- After the rest gently remove the pork from the plastic wrap. Heat a large saute pan, non-stick is not a bad choice here, over medium high heat and add enough oil to coat the pan. Toss a couple of sage leaves into the hot oil. Then sear the pork until the prosciutto is browned on all sides. this will leave the interior raw and in need of roasting. Remove them from the pan to a casserole or sheet tray. Toss the remainder of the sage leaves around the pork. Wash and clean the saute pan.
- Cook your sides, make your sauce, go to a movie or what ever but when you are ready to finish the pork preheat the oven to 400 degrees.
- To make the red wine jus heat the saute pan over high heat. Add the red wine and let it reduce to a tablespoon or two. Add the stock and let it boil and reduce to half a cup. Taste it and season it as needed. Take the jus off the heat and whisk in the beurre manie put the jus back on the heat and bring the sauce to a soft boil while whisking and let it thicken. Remove it from the heat but keep the sauce warm.

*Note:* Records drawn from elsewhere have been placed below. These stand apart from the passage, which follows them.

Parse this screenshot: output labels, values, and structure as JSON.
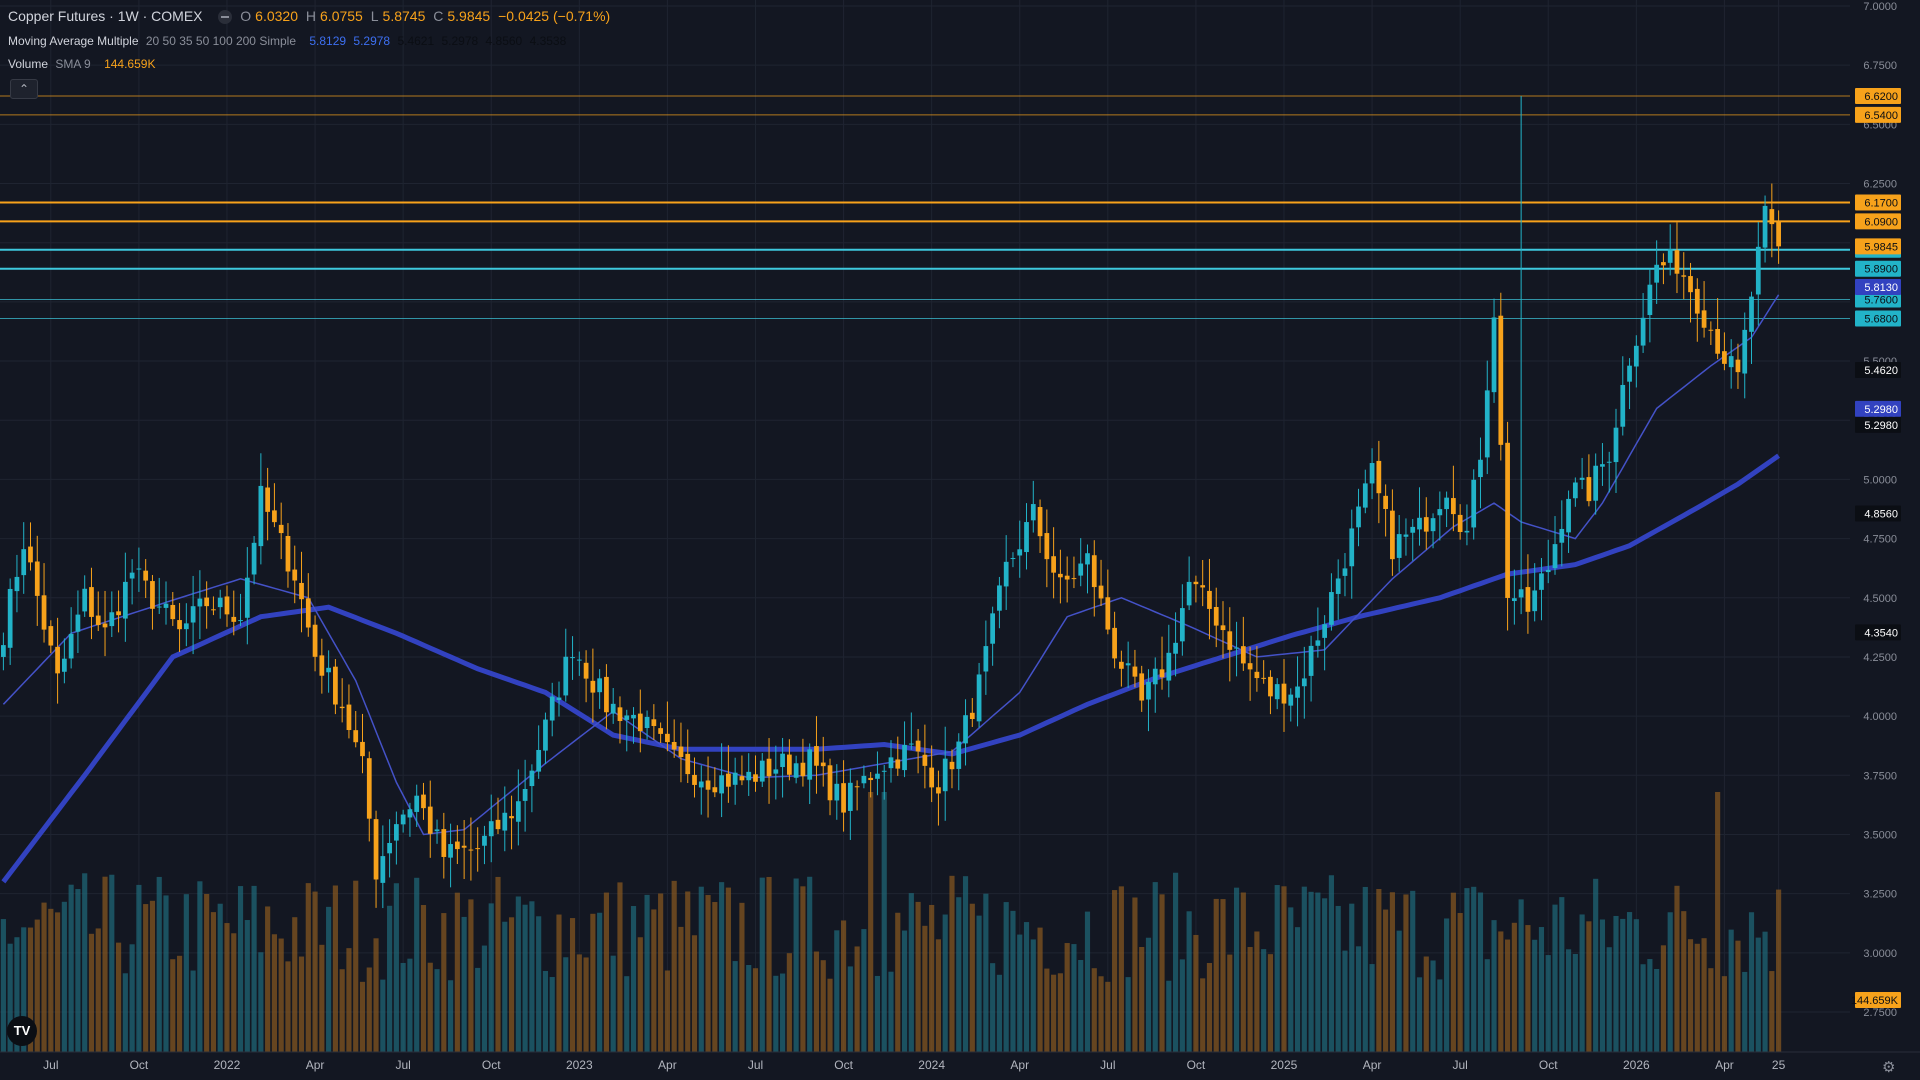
{
  "header": {
    "symbol_title": "Copper Futures · 1W · COMEX",
    "open_label": "O",
    "open": "6.0320",
    "high_label": "H",
    "high": "6.0755",
    "low_label": "L",
    "low": "5.8745",
    "close_label": "C",
    "close": "5.9845",
    "change": "−0.0425 (−0.71%)",
    "ma_name": "Moving Average Multiple",
    "ma_params": "20 50 35 50 100 200 Simple",
    "ma_values": [
      "5.8129",
      "5.2978",
      "5.4621",
      "5.2978",
      "4.8560",
      "4.3538"
    ],
    "vol_name": "Volume",
    "vol_params": "SMA 9",
    "vol_value": "144.659K",
    "collapse_icon": "chevron-up-icon",
    "logo": "TV"
  },
  "colors": {
    "bg": "#131722",
    "grid": "#1f2431",
    "up": "#22b3c8",
    "down": "#f7a21b",
    "orange_line": "#f7a21b",
    "cyan_line": "#3ec9de",
    "ma_fast": "#4452c8",
    "ma_slow": "#3242c0",
    "text": "#b2b5be"
  },
  "chart_data": {
    "type": "candlestick",
    "ylim": [
      2.6,
      7.0
    ],
    "y_ticks": [
      "7.0000",
      "6.7500",
      "6.5000",
      "6.2500",
      "6.0000",
      "5.7500",
      "5.5000",
      "5.2500",
      "5.0000",
      "4.7500",
      "4.5000",
      "4.2500",
      "4.0000",
      "3.7500",
      "3.5000",
      "3.2500",
      "3.0000",
      "2.7500"
    ],
    "x_ticks": [
      "Jul",
      "Oct",
      "2022",
      "Apr",
      "Jul",
      "Oct",
      "2023",
      "Apr",
      "Jul",
      "Oct",
      "2024",
      "Apr",
      "Jul",
      "Oct",
      "2025",
      "Apr",
      "Jul",
      "Oct",
      "2026",
      "Apr",
      "25"
    ],
    "horizontal_levels": [
      {
        "value": 6.62,
        "label": "6.6200",
        "style": "orange-thin"
      },
      {
        "value": 6.54,
        "label": "6.5400",
        "style": "orange-thin"
      },
      {
        "value": 6.17,
        "label": "6.1700",
        "style": "orange"
      },
      {
        "value": 6.09,
        "label": "6.0900",
        "style": "orange"
      },
      {
        "value": 5.97,
        "label": "5.9700",
        "style": "cyan"
      },
      {
        "value": 5.89,
        "label": "5.8900",
        "style": "cyan"
      },
      {
        "value": 5.76,
        "label": "5.7600",
        "style": "cyan-thin"
      },
      {
        "value": 5.68,
        "label": "5.6800",
        "style": "cyan-thin"
      }
    ],
    "price_labels": [
      {
        "value": 5.9845,
        "label": "5.9845",
        "style": "orange"
      },
      {
        "value": 5.8129,
        "label": "5.8130",
        "style": "blue"
      },
      {
        "value": 5.4621,
        "label": "5.4620",
        "style": "black"
      },
      {
        "value": 5.2978,
        "label": "5.2980",
        "style": "blue"
      },
      {
        "value": 5.2978,
        "label": "5.2980",
        "style": "black"
      },
      {
        "value": 4.856,
        "label": "4.8560",
        "style": "black"
      },
      {
        "value": 4.3538,
        "label": "4.3540",
        "style": "black"
      }
    ],
    "volume_label": "144.659K",
    "close_anchors": [
      [
        0,
        4.36
      ],
      [
        3,
        4.74
      ],
      [
        8,
        4.15
      ],
      [
        12,
        4.5
      ],
      [
        15,
        4.35
      ],
      [
        19,
        4.61
      ],
      [
        26,
        4.35
      ],
      [
        30,
        4.48
      ],
      [
        35,
        4.43
      ],
      [
        38,
        4.92
      ],
      [
        43,
        4.6
      ],
      [
        46,
        4.26
      ],
      [
        50,
        4.05
      ],
      [
        53,
        3.78
      ],
      [
        55,
        3.35
      ],
      [
        58,
        3.56
      ],
      [
        61,
        3.66
      ],
      [
        65,
        3.41
      ],
      [
        70,
        3.44
      ],
      [
        76,
        3.63
      ],
      [
        80,
        3.95
      ],
      [
        84,
        4.3
      ],
      [
        89,
        4.05
      ],
      [
        94,
        3.98
      ],
      [
        99,
        3.81
      ],
      [
        104,
        3.74
      ],
      [
        109,
        3.73
      ],
      [
        114,
        3.79
      ],
      [
        119,
        3.81
      ],
      [
        124,
        3.63
      ],
      [
        129,
        3.79
      ],
      [
        134,
        3.86
      ],
      [
        138,
        3.72
      ],
      [
        141,
        3.87
      ],
      [
        144,
        4.13
      ],
      [
        148,
        4.62
      ],
      [
        152,
        4.85
      ],
      [
        156,
        4.54
      ],
      [
        160,
        4.66
      ],
      [
        164,
        4.28
      ],
      [
        168,
        4.05
      ],
      [
        172,
        4.25
      ],
      [
        175,
        4.56
      ],
      [
        179,
        4.42
      ],
      [
        183,
        4.22
      ],
      [
        187,
        4.1
      ],
      [
        191,
        4.12
      ],
      [
        195,
        4.42
      ],
      [
        199,
        4.76
      ],
      [
        202,
        5.02
      ],
      [
        205,
        4.72
      ],
      [
        209,
        4.79
      ],
      [
        213,
        4.97
      ],
      [
        216,
        4.77
      ],
      [
        218,
        5.12
      ],
      [
        220,
        5.72
      ],
      [
        222,
        4.53
      ],
      [
        225,
        4.45
      ],
      [
        228,
        4.63
      ],
      [
        231,
        4.95
      ],
      [
        234,
        4.95
      ],
      [
        237,
        5.12
      ],
      [
        240,
        5.52
      ],
      [
        244,
        5.9
      ],
      [
        247,
        5.92
      ],
      [
        250,
        5.76
      ],
      [
        254,
        5.52
      ],
      [
        256,
        5.42
      ],
      [
        258,
        5.78
      ],
      [
        260,
        6.1
      ],
      [
        262,
        5.985
      ]
    ],
    "sma_fast_anchors": [
      [
        0,
        4.05
      ],
      [
        10,
        4.35
      ],
      [
        25,
        4.49
      ],
      [
        35,
        4.58
      ],
      [
        45,
        4.5
      ],
      [
        52,
        4.15
      ],
      [
        58,
        3.72
      ],
      [
        62,
        3.5
      ],
      [
        68,
        3.52
      ],
      [
        80,
        3.8
      ],
      [
        90,
        4.02
      ],
      [
        100,
        3.82
      ],
      [
        110,
        3.74
      ],
      [
        120,
        3.75
      ],
      [
        130,
        3.8
      ],
      [
        140,
        3.85
      ],
      [
        150,
        4.1
      ],
      [
        157,
        4.42
      ],
      [
        165,
        4.5
      ],
      [
        175,
        4.38
      ],
      [
        185,
        4.25
      ],
      [
        195,
        4.28
      ],
      [
        205,
        4.58
      ],
      [
        214,
        4.8
      ],
      [
        220,
        4.9
      ],
      [
        224,
        4.82
      ],
      [
        232,
        4.75
      ],
      [
        236,
        4.9
      ],
      [
        244,
        5.3
      ],
      [
        252,
        5.48
      ],
      [
        258,
        5.6
      ],
      [
        262,
        5.78
      ]
    ],
    "sma_slow_anchors": [
      [
        0,
        3.3
      ],
      [
        12,
        3.75
      ],
      [
        25,
        4.25
      ],
      [
        38,
        4.42
      ],
      [
        48,
        4.46
      ],
      [
        58,
        4.35
      ],
      [
        70,
        4.2
      ],
      [
        80,
        4.1
      ],
      [
        90,
        3.92
      ],
      [
        100,
        3.86
      ],
      [
        110,
        3.86
      ],
      [
        120,
        3.86
      ],
      [
        130,
        3.88
      ],
      [
        140,
        3.84
      ],
      [
        150,
        3.92
      ],
      [
        160,
        4.05
      ],
      [
        170,
        4.16
      ],
      [
        180,
        4.25
      ],
      [
        190,
        4.34
      ],
      [
        200,
        4.42
      ],
      [
        212,
        4.5
      ],
      [
        222,
        4.6
      ],
      [
        232,
        4.64
      ],
      [
        240,
        4.72
      ],
      [
        250,
        4.88
      ],
      [
        256,
        4.98
      ],
      [
        262,
        5.1
      ]
    ]
  }
}
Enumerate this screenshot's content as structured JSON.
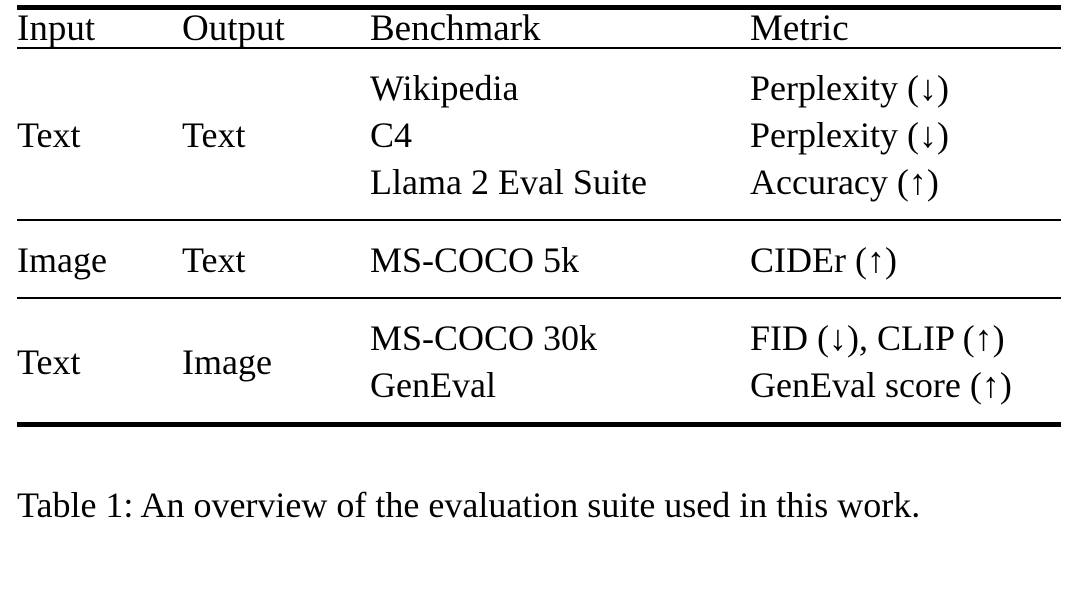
{
  "table": {
    "id": "table-1",
    "columns": [
      "Input",
      "Output",
      "Benchmark",
      "Metric"
    ],
    "rows": [
      {
        "input": "Text",
        "output": "Text",
        "benchmarks": [
          "Wikipedia",
          "C4",
          "Llama 2 Eval Suite"
        ],
        "metrics": [
          "Perplexity (↓)",
          "Perplexity (↓)",
          "Accuracy (↑)"
        ]
      },
      {
        "input": "Image",
        "output": "Text",
        "benchmarks": [
          "MS-COCO 5k"
        ],
        "metrics": [
          "CIDEr (↑)"
        ]
      },
      {
        "input": "Text",
        "output": "Image",
        "benchmarks": [
          "MS-COCO 30k",
          "GenEval"
        ],
        "metrics": [
          "FID (↓), CLIP (↑)",
          "GenEval score (↑)"
        ]
      }
    ]
  },
  "caption": {
    "label": "Table 1:",
    "text": "An overview of the evaluation suite used in this work.",
    "full": "Table 1: An overview of the evaluation suite used in this work."
  },
  "colors": {
    "text": "#000000",
    "background": "#ffffff",
    "rule": "#000000"
  }
}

- If you had the tenders in the fridge pull them out about 40 minutes before you need to start baking them. Bake them for 20 minutes. Remove them from the oven and let them rest for a few minutes. While they are resting warm your plates in the oven. Not to hot. Reheat the jus and spoon some onto the warmed plates. Slice the tenders into 1/4 inch slices and fan them out on top of the jus. Serve immediately.